Begin typing your search above and press return to search.
proflie-avatar
Login
exit_to_app
DEEP READ
Schools breeding hatred
access_time 14 Sep 2023 10:37 AM GMT
Ukraine
access_time 16 Aug 2023 5:46 AM GMT
When ‘Jai Sree Ram’ becomes a death call
access_time 15 Feb 2024 9:54 AM GMT
Strengthening the Indian Republic
access_time 26 Jan 2024 4:43 AM GMT
When the US and UK fight Houthis
access_time 17 Jan 2024 6:08 AM GMT
exit_to_app
Homechevron_rightLifestylechevron_rightHealthchevron_rightStudy reveals...

Study reveals prolonged presence of SARS-CoV-2 in lungs

text_fields
bookmark_border
Covid
cancel

A recent study has unveiled the persistence of the SARS-CoV-2 virus in the lungs of certain individuals for up to 18 months after infection.

While typically becoming undetectable in the upper respiratory tract one to two weeks post-infection, the virus's lingering presence in the lungs might be associated with a failure in the body's innate immune response.

The study was conducted by the Institut Pasteur in collaboration with the Alternative Energies and Atomic Energy Commission (CEA).

Published in the journal Nature Immunology, the study examines lung cells in an animal model, revealing that SARS-CoV-2 can persist in the lungs despite being undetectable in the upper respiratory tract or blood. Researchers found evidence of viral presence in some individuals even after 18 months from the initial infection, suggesting the possibility of the virus establishing 'viral reservoirs' similar to HIV.
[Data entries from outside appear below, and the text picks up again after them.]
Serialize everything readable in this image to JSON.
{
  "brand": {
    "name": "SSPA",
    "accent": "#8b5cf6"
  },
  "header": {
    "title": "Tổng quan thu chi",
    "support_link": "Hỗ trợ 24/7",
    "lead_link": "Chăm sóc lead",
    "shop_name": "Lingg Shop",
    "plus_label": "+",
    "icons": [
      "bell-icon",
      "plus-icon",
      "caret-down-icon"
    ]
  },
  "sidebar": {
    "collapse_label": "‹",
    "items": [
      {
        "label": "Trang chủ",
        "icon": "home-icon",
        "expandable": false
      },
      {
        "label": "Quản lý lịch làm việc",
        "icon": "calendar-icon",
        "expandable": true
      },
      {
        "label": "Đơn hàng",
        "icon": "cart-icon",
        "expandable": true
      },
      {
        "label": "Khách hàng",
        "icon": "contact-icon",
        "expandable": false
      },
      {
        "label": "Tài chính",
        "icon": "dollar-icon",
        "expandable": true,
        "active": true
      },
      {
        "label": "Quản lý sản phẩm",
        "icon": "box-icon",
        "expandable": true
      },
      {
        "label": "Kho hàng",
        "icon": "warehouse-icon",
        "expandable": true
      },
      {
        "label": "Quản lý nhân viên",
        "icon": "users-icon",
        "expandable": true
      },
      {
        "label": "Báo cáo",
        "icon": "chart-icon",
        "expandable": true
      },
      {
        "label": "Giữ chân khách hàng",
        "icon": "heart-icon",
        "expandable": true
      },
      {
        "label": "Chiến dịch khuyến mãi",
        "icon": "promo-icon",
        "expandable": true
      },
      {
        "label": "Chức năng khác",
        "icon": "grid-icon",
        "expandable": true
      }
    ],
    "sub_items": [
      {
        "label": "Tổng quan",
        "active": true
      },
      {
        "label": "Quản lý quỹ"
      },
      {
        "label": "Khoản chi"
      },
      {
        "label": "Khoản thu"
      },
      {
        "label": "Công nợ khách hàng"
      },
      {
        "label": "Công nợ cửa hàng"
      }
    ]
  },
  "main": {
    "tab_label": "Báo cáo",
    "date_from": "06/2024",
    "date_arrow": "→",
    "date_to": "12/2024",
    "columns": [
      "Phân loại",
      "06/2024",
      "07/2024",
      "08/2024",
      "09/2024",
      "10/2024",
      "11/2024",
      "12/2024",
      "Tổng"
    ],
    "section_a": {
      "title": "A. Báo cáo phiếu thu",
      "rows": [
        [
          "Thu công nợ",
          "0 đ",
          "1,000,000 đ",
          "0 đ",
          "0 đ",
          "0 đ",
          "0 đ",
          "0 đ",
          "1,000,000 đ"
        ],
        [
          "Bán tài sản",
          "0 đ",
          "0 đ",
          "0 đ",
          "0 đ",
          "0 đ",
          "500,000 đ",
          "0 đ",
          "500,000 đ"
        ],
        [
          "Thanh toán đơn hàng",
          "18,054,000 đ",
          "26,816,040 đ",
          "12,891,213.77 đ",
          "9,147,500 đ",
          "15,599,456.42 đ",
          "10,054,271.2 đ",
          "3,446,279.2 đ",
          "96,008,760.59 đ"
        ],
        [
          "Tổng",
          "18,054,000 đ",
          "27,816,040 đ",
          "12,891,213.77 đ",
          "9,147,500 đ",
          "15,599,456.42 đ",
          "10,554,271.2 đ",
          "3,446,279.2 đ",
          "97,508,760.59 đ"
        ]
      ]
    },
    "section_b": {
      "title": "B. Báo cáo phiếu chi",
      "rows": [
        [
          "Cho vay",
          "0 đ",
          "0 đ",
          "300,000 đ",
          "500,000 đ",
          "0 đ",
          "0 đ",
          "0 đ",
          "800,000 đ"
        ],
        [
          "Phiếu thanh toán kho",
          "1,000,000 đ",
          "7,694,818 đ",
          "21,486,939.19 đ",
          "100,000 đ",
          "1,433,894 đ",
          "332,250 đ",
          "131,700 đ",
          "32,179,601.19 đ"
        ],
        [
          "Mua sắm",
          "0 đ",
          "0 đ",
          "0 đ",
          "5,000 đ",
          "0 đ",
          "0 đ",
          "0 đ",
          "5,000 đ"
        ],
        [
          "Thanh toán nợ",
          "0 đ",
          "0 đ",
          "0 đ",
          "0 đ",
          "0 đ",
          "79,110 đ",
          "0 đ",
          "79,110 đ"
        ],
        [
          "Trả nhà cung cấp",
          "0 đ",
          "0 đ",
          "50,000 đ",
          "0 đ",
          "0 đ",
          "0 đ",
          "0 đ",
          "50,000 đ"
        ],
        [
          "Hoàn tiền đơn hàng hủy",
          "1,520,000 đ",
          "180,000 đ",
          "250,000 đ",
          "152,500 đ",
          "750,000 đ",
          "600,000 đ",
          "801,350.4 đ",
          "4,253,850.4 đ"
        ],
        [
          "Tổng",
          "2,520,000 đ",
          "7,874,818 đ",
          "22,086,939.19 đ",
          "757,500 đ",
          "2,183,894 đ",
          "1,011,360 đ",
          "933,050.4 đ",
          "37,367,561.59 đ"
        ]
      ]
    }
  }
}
Michaela Muller-Trutwin, the Head of the Institut Pasteur's HIV, Inflammation, and Persistence Unit, noted the observed prolonged inflammation in primates infected with SARS-CoV-2. This led the researchers to investigate the virus's presence within the body.

The study highlighted that the Omicron strain exhibited lower levels of persistent virus in the lungs compared to the original strain of SARS-CoV-2. Intriguingly, viruses were detected in alveolar macrophages even when conventional PCR tests showed negative results, indicating the potential for viral replication.

Nicolas Huot, the study's first author and a researcher in the Institut Pasteur's HIV, Inflammation, and Persistence Unit, expressed surprise at finding these viruses in immune cells, even after extended periods. The team managed to culture these viruses and observe their ability to replicate, mirroring findings in HIV studies.

The researchers explored the role of natural killer (NK) cells in controlling these viral reservoirs, revealing varying responses. Some individuals exhibited adaptive NK cells capable of destroying infected cells, while others displayed reduced NK cell activity, possibly contributing to higher virus levels.

The study's insights into the role of innate immunity, particularly NK cells, in managing viral persistence shed light on the mechanisms behind viral reservoirs. Notably, individuals with lower virus levels displayed adaptive NK cell production, whereas those with higher virus levels exhibited decreased NK cell activity, potentially influencing the virus's prolonged presence.

Show Full Article
TAGS:CovidVirusOmicronLung Health
Next Story